▸ Problem description:
With the images removed, repeat the data below exactly.

▸ Provided information:
Content starts

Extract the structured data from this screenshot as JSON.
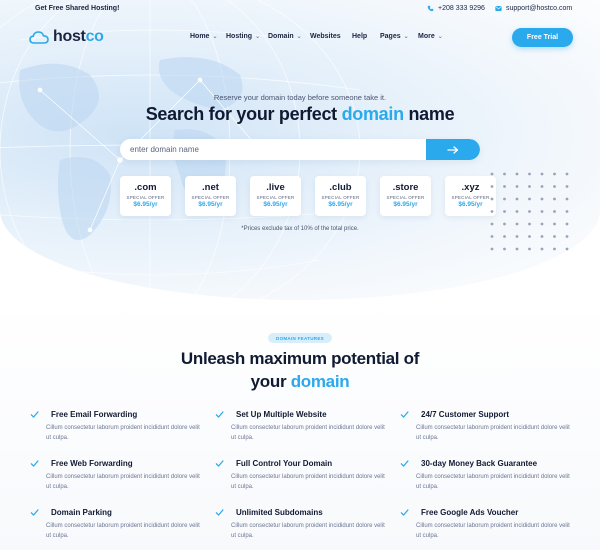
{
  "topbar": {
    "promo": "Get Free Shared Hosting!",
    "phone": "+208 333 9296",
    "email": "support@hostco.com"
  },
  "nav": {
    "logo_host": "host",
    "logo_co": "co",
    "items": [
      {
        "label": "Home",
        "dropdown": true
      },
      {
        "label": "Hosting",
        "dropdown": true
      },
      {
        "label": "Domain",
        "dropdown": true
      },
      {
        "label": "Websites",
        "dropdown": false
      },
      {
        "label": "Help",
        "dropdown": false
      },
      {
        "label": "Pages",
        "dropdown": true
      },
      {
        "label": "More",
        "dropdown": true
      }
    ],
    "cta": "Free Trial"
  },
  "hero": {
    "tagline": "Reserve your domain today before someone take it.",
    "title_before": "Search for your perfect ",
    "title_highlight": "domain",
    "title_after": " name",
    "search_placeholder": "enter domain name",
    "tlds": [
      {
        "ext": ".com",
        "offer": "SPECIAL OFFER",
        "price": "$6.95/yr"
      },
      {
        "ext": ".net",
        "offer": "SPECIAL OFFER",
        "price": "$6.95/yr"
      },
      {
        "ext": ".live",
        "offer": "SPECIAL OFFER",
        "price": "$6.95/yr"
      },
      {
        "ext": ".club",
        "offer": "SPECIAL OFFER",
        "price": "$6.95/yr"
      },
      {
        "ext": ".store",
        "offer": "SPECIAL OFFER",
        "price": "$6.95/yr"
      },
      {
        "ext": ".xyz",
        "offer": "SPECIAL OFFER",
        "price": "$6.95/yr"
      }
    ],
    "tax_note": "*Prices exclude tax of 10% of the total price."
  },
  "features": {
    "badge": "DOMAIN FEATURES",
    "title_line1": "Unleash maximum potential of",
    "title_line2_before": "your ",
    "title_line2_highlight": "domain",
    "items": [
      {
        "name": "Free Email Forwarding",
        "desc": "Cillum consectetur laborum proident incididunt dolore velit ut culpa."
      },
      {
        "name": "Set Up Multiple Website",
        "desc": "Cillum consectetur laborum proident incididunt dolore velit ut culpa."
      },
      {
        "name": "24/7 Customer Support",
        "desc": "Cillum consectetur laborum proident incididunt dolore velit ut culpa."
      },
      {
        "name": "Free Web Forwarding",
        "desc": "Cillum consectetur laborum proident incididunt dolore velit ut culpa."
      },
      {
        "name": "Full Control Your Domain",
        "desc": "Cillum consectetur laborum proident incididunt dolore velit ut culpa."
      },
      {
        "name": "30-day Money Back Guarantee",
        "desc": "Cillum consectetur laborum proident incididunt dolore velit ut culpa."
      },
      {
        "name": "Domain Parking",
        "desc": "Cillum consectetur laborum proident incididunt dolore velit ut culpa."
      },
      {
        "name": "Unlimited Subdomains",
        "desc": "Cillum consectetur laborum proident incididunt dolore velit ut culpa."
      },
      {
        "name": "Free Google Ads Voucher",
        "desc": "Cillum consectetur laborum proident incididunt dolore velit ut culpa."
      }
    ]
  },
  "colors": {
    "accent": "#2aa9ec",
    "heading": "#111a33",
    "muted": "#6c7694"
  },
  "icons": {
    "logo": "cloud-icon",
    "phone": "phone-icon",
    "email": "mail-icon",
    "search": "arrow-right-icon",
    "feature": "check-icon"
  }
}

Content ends

▸ Answer below:
Extract the structured data from this screenshot as JSON.
{
  "topbar": {
    "promo": "Get Free Shared Hosting!",
    "phone": "+208 333 9296",
    "email": "support@hostco.com"
  },
  "nav": {
    "logo_host": "host",
    "logo_co": "co",
    "items": [
      {
        "label": "Home",
        "dropdown": true
      },
      {
        "label": "Hosting",
        "dropdown": true
      },
      {
        "label": "Domain",
        "dropdown": true
      },
      {
        "label": "Websites",
        "dropdown": false
      },
      {
        "label": "Help",
        "dropdown": false
      },
      {
        "label": "Pages",
        "dropdown": true
      },
      {
        "label": "More",
        "dropdown": true
      }
    ],
    "cta": "Free Trial"
  },
  "hero": {
    "tagline": "Reserve your domain today before someone take it.",
    "title_before": "Search for your perfect ",
    "title_highlight": "domain",
    "title_after": " name",
    "search_placeholder": "enter domain name",
    "tlds": [
      {
        "ext": ".com",
        "offer": "SPECIAL OFFER",
        "price": "$6.95/yr"
      },
      {
        "ext": ".net",
        "offer": "SPECIAL OFFER",
        "price": "$6.95/yr"
      },
      {
        "ext": ".live",
        "offer": "SPECIAL OFFER",
        "price": "$6.95/yr"
      },
      {
        "ext": ".club",
        "offer": "SPECIAL OFFER",
        "price": "$6.95/yr"
      },
      {
        "ext": ".store",
        "offer": "SPECIAL OFFER",
        "price": "$6.95/yr"
      },
      {
        "ext": ".xyz",
        "offer": "SPECIAL OFFER",
        "price": "$6.95/yr"
      }
    ],
    "tax_note": "*Prices exclude tax of 10% of the total price."
  },
  "features": {
    "badge": "DOMAIN FEATURES",
    "title_line1": "Unleash maximum potential of",
    "title_line2_before": "your ",
    "title_line2_highlight": "domain",
    "items": [
      {
        "name": "Free Email Forwarding",
        "desc": "Cillum consectetur laborum proident incididunt dolore velit ut culpa."
      },
      {
        "name": "Set Up Multiple Website",
        "desc": "Cillum consectetur laborum proident incididunt dolore velit ut culpa."
      },
      {
        "name": "24/7 Customer Support",
        "desc": "Cillum consectetur laborum proident incididunt dolore velit ut culpa."
      },
      {
        "name": "Free Web Forwarding",
        "desc": "Cillum consectetur laborum proident incididunt dolore velit ut culpa."
      },
      {
        "name": "Full Control Your Domain",
        "desc": "Cillum consectetur laborum proident incididunt dolore velit ut culpa."
      },
      {
        "name": "30-day Money Back Guarantee",
        "desc": "Cillum consectetur laborum proident incididunt dolore velit ut culpa."
      },
      {
        "name": "Domain Parking",
        "desc": "Cillum consectetur laborum proident incididunt dolore velit ut culpa."
      },
      {
        "name": "Unlimited Subdomains",
        "desc": "Cillum consectetur laborum proident incididunt dolore velit ut culpa."
      },
      {
        "name": "Free Google Ads Voucher",
        "desc": "Cillum consectetur laborum proident incididunt dolore velit ut culpa."
      }
    ]
  },
  "colors": {
    "accent": "#2aa9ec",
    "heading": "#111a33",
    "muted": "#6c7694"
  },
  "icons": {
    "logo": "cloud-icon",
    "phone": "phone-icon",
    "email": "mail-icon",
    "search": "arrow-right-icon",
    "feature": "check-icon"
  }
}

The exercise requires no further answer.